Exercise objective →
Though the entries hold pictures, only their text should be duplicated, exactly and in full.

Supplied entries →
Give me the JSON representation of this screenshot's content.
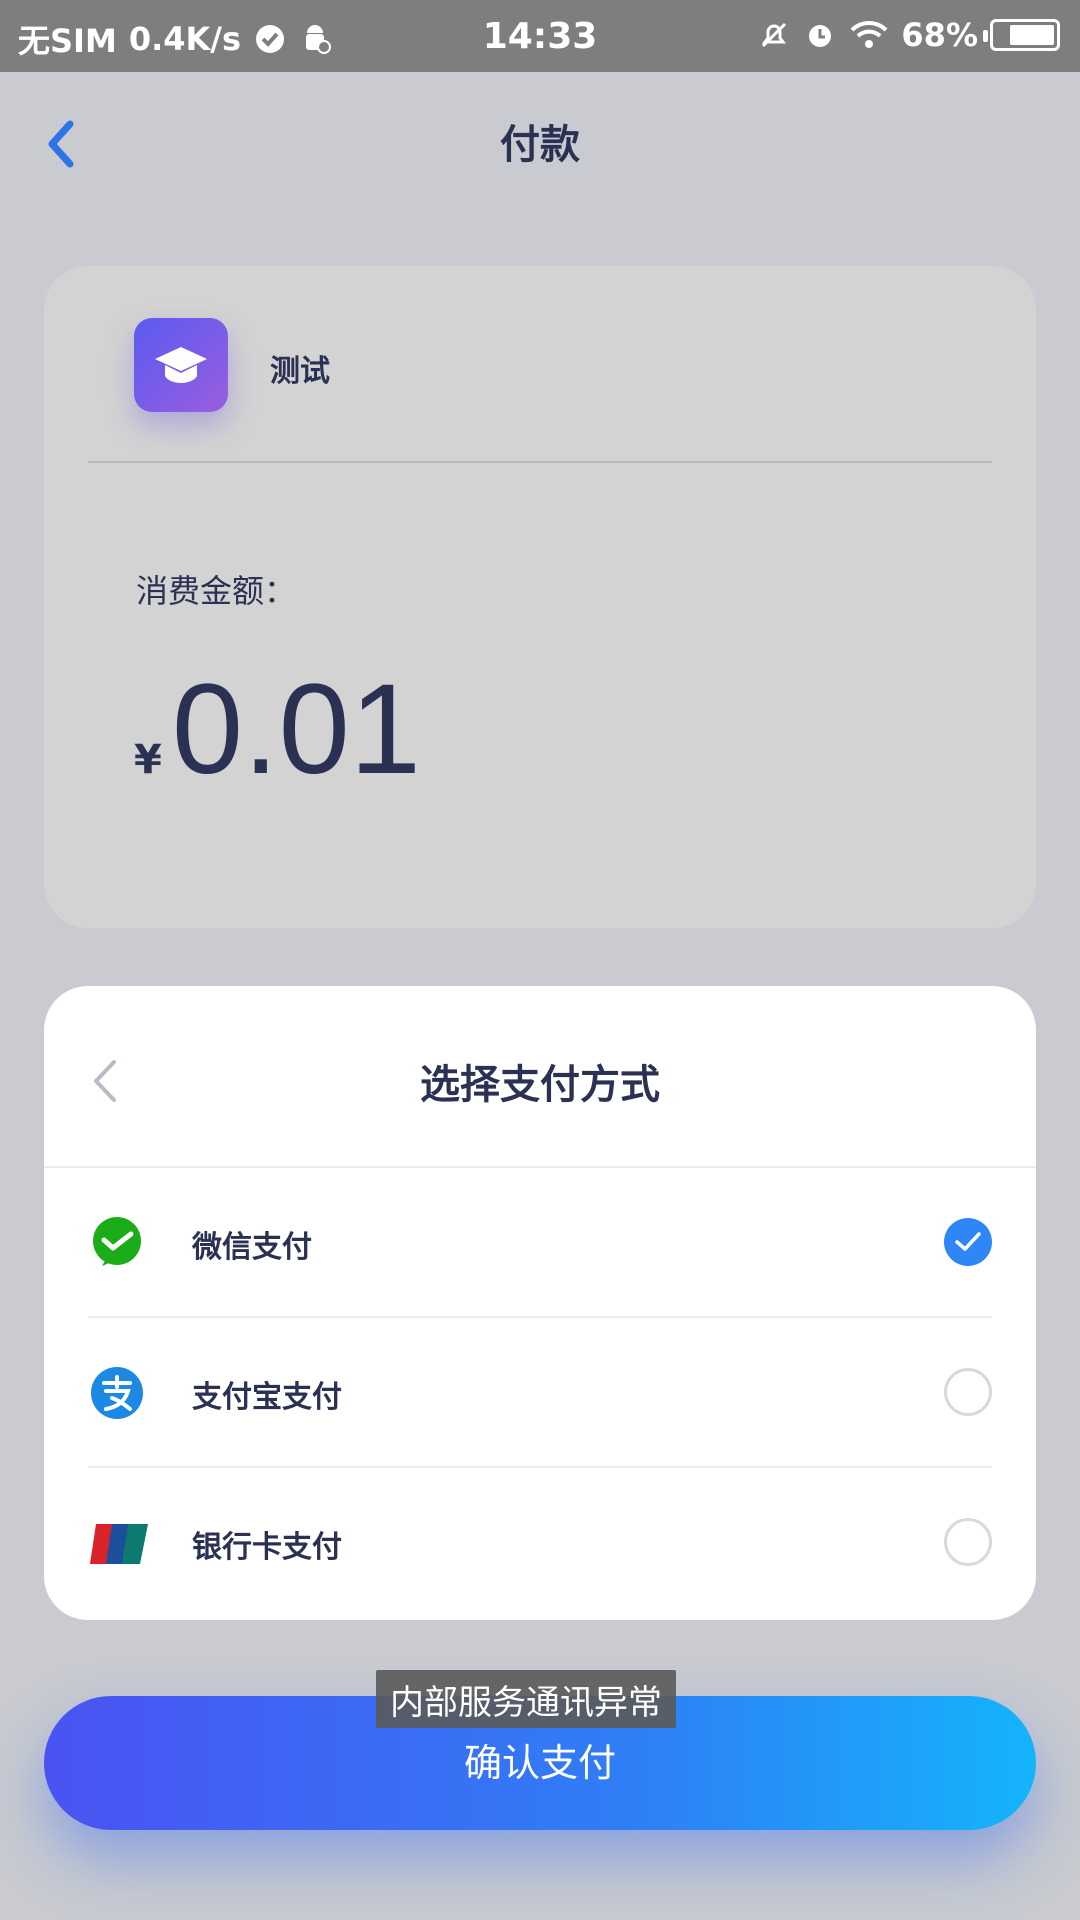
{
  "status_bar": {
    "carrier": "无SIM",
    "speed": "0.4K/s",
    "time": "14:33",
    "battery": "68%",
    "icons": [
      "check-circle-icon",
      "android-icon",
      "mute-bell-icon",
      "alarm-icon",
      "wifi-icon",
      "battery-icon"
    ]
  },
  "header": {
    "title": "付款",
    "back_icon": "chevron-left-icon"
  },
  "merchant": {
    "name": "测试",
    "logo_icon": "graduation-cap-icon"
  },
  "amount": {
    "label": "消费金额：",
    "currency": "¥",
    "value": "0.01"
  },
  "payment_sheet": {
    "title": "选择支付方式",
    "options": [
      {
        "label": "微信支付",
        "icon": "wechat-pay-icon",
        "selected": true
      },
      {
        "label": "支付宝支付",
        "icon": "alipay-icon",
        "selected": false
      },
      {
        "label": "银行卡支付",
        "icon": "unionpay-icon",
        "selected": false
      }
    ]
  },
  "toast": "内部服务通讯异常",
  "confirm_button": "确认支付",
  "colors": {
    "accent": "#2f86f6",
    "text": "#2a3153",
    "wechat": "#1aad19",
    "alipay": "#1e88e5"
  }
}
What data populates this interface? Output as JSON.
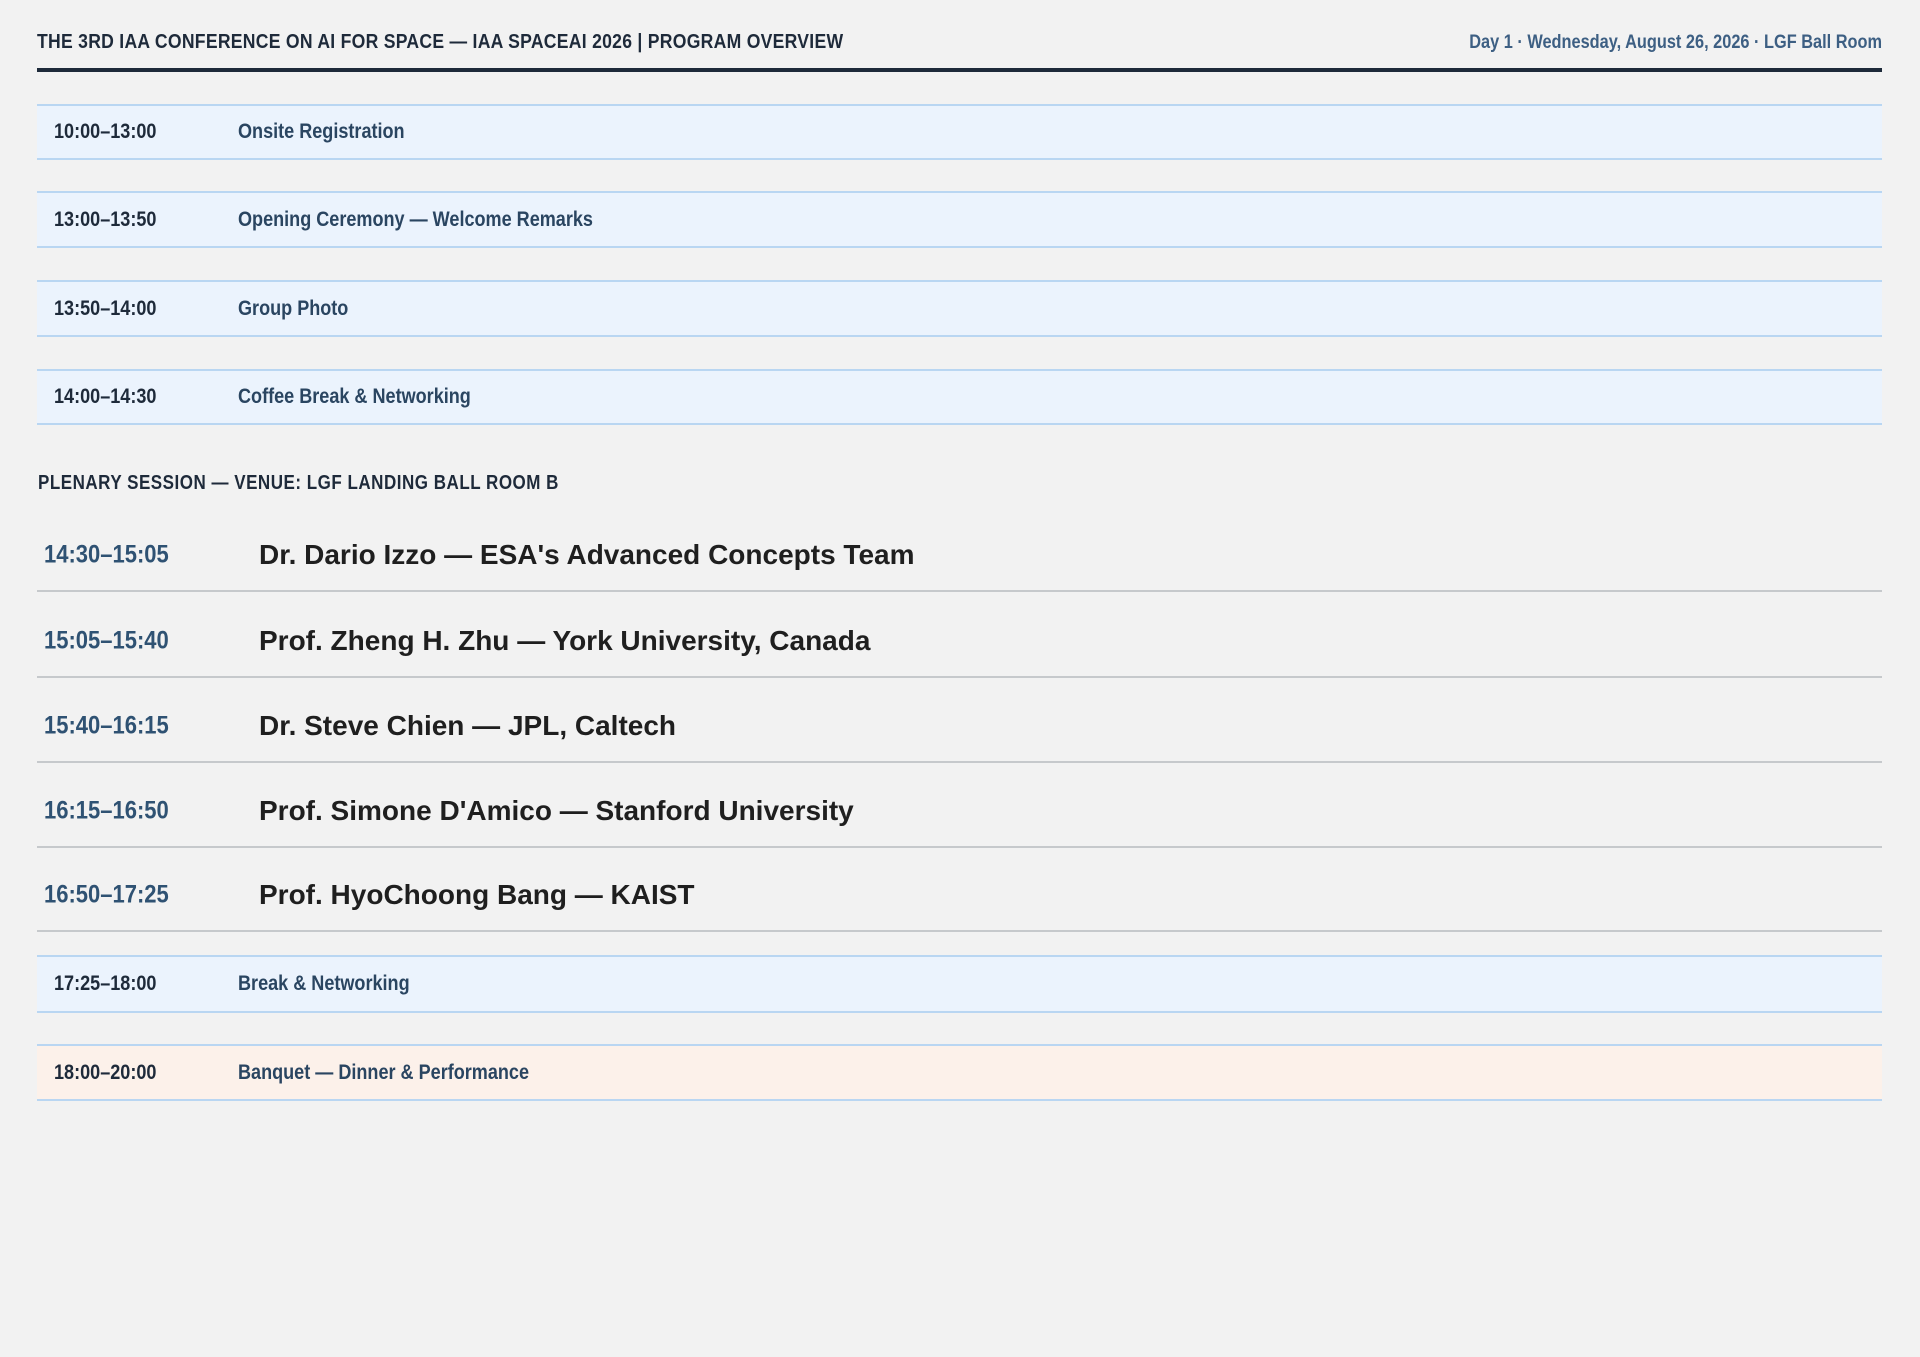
{
  "header": {
    "title": "THE 3RD IAA CONFERENCE ON AI FOR SPACE — IAA SPACEAI 2026  |  PROGRAM OVERVIEW",
    "day_info": "Day 1 · Wednesday, August 26, 2026 · LGF Ball Room"
  },
  "pre_sessions": [
    {
      "time": "10:00–13:00",
      "label": "Onsite Registration"
    },
    {
      "time": "13:00–13:50",
      "label": "Opening Ceremony — Welcome Remarks"
    },
    {
      "time": "13:50–14:00",
      "label": "Group Photo"
    },
    {
      "time": "14:00–14:30",
      "label": "Coffee Break & Networking"
    }
  ],
  "plenary": {
    "heading": "PLENARY SESSION — VENUE: LGF LANDING BALL ROOM B",
    "talks": [
      {
        "time": "14:30–15:05",
        "speaker": "Dr. Dario Izzo — ESA's Advanced Concepts Team"
      },
      {
        "time": "15:05–15:40",
        "speaker": "Prof. Zheng H. Zhu — York University, Canada"
      },
      {
        "time": "15:40–16:15",
        "speaker": "Dr. Steve Chien — JPL, Caltech"
      },
      {
        "time": "16:15–16:50",
        "speaker": "Prof. Simone D'Amico — Stanford University"
      },
      {
        "time": "16:50–17:25",
        "speaker": "Prof. HyoChoong Bang — KAIST"
      }
    ]
  },
  "post_sessions": [
    {
      "time": "17:25–18:00",
      "label": "Break & Networking"
    },
    {
      "time": "18:00–20:00",
      "label": "Banquet — Dinner & Performance"
    }
  ],
  "colors": {
    "page_bg": "#f2f2f2",
    "row_bg": "#ebf3fd",
    "row_border": "#b9d6f2",
    "banquet_bg": "#fcf1ea",
    "accent_blue": "#2f5273",
    "header_rule": "#1e2a3a"
  }
}
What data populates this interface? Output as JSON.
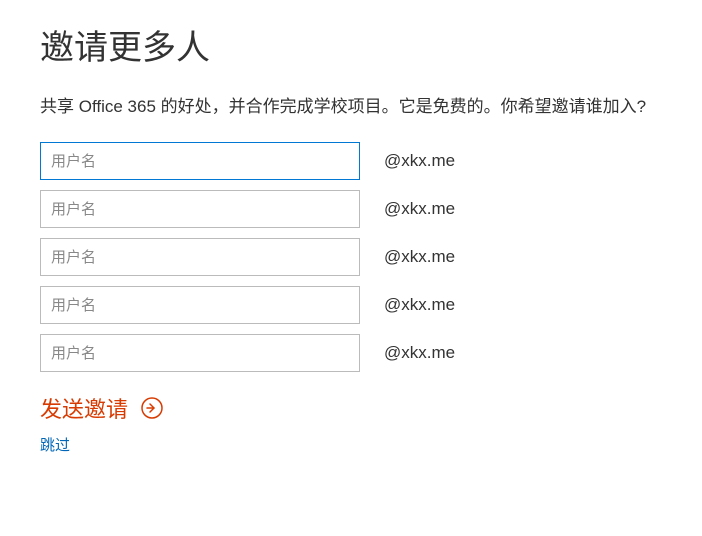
{
  "heading": "邀请更多人",
  "description": "共享 Office 365 的好处，并合作完成学校项目。它是免费的。你希望邀请谁加入?",
  "input_placeholder": "用户名",
  "domain_suffix": "@xkx.me",
  "rows": [
    {
      "placeholder": "用户名",
      "suffix": "@xkx.me",
      "focused": true
    },
    {
      "placeholder": "用户名",
      "suffix": "@xkx.me",
      "focused": false
    },
    {
      "placeholder": "用户名",
      "suffix": "@xkx.me",
      "focused": false
    },
    {
      "placeholder": "用户名",
      "suffix": "@xkx.me",
      "focused": false
    },
    {
      "placeholder": "用户名",
      "suffix": "@xkx.me",
      "focused": false
    }
  ],
  "actions": {
    "send_invite_label": "发送邀请",
    "skip_label": "跳过"
  },
  "colors": {
    "accent": "#d83b01",
    "link": "#0067b8",
    "focus_border": "#0078d4"
  }
}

Response to the task →
Give me the JSON representation of this screenshot's content.
{
  "status_bar": {
    "carrier": "无SIM",
    "speed": "0.4K/s",
    "time": "14:33",
    "battery": "68%",
    "icons": [
      "check-circle-icon",
      "android-icon",
      "mute-bell-icon",
      "alarm-icon",
      "wifi-icon",
      "battery-icon"
    ]
  },
  "header": {
    "title": "付款",
    "back_icon": "chevron-left-icon"
  },
  "merchant": {
    "name": "测试",
    "logo_icon": "graduation-cap-icon"
  },
  "amount": {
    "label": "消费金额：",
    "currency": "¥",
    "value": "0.01"
  },
  "payment_sheet": {
    "title": "选择支付方式",
    "options": [
      {
        "label": "微信支付",
        "icon": "wechat-pay-icon",
        "selected": true
      },
      {
        "label": "支付宝支付",
        "icon": "alipay-icon",
        "selected": false
      },
      {
        "label": "银行卡支付",
        "icon": "unionpay-icon",
        "selected": false
      }
    ]
  },
  "toast": "内部服务通讯异常",
  "confirm_button": "确认支付",
  "colors": {
    "accent": "#2f86f6",
    "text": "#2a3153",
    "wechat": "#1aad19",
    "alipay": "#1e88e5"
  }
}
What data populates this interface? Output as JSON.
{
  "header": {
    "title": "THE 3RD IAA CONFERENCE ON AI FOR SPACE — IAA SPACEAI 2026  |  PROGRAM OVERVIEW",
    "day_info": "Day 1 · Wednesday, August 26, 2026 · LGF Ball Room"
  },
  "pre_sessions": [
    {
      "time": "10:00–13:00",
      "label": "Onsite Registration"
    },
    {
      "time": "13:00–13:50",
      "label": "Opening Ceremony — Welcome Remarks"
    },
    {
      "time": "13:50–14:00",
      "label": "Group Photo"
    },
    {
      "time": "14:00–14:30",
      "label": "Coffee Break & Networking"
    }
  ],
  "plenary": {
    "heading": "PLENARY SESSION — VENUE: LGF LANDING BALL ROOM B",
    "talks": [
      {
        "time": "14:30–15:05",
        "speaker": "Dr. Dario Izzo — ESA's Advanced Concepts Team"
      },
      {
        "time": "15:05–15:40",
        "speaker": "Prof. Zheng H. Zhu — York University, Canada"
      },
      {
        "time": "15:40–16:15",
        "speaker": "Dr. Steve Chien — JPL, Caltech"
      },
      {
        "time": "16:15–16:50",
        "speaker": "Prof. Simone D'Amico — Stanford University"
      },
      {
        "time": "16:50–17:25",
        "speaker": "Prof. HyoChoong Bang — KAIST"
      }
    ]
  },
  "post_sessions": [
    {
      "time": "17:25–18:00",
      "label": "Break & Networking"
    },
    {
      "time": "18:00–20:00",
      "label": "Banquet — Dinner & Performance"
    }
  ],
  "colors": {
    "page_bg": "#f2f2f2",
    "row_bg": "#ebf3fd",
    "row_border": "#b9d6f2",
    "banquet_bg": "#fcf1ea",
    "accent_blue": "#2f5273",
    "header_rule": "#1e2a3a"
  }
}
What data populates this interface? Output as JSON.
{
  "heading": "邀请更多人",
  "description": "共享 Office 365 的好处，并合作完成学校项目。它是免费的。你希望邀请谁加入?",
  "input_placeholder": "用户名",
  "domain_suffix": "@xkx.me",
  "rows": [
    {
      "placeholder": "用户名",
      "suffix": "@xkx.me",
      "focused": true
    },
    {
      "placeholder": "用户名",
      "suffix": "@xkx.me",
      "focused": false
    },
    {
      "placeholder": "用户名",
      "suffix": "@xkx.me",
      "focused": false
    },
    {
      "placeholder": "用户名",
      "suffix": "@xkx.me",
      "focused": false
    },
    {
      "placeholder": "用户名",
      "suffix": "@xkx.me",
      "focused": false
    }
  ],
  "actions": {
    "send_invite_label": "发送邀请",
    "skip_label": "跳过"
  },
  "colors": {
    "accent": "#d83b01",
    "link": "#0067b8",
    "focus_border": "#0078d4"
  }
}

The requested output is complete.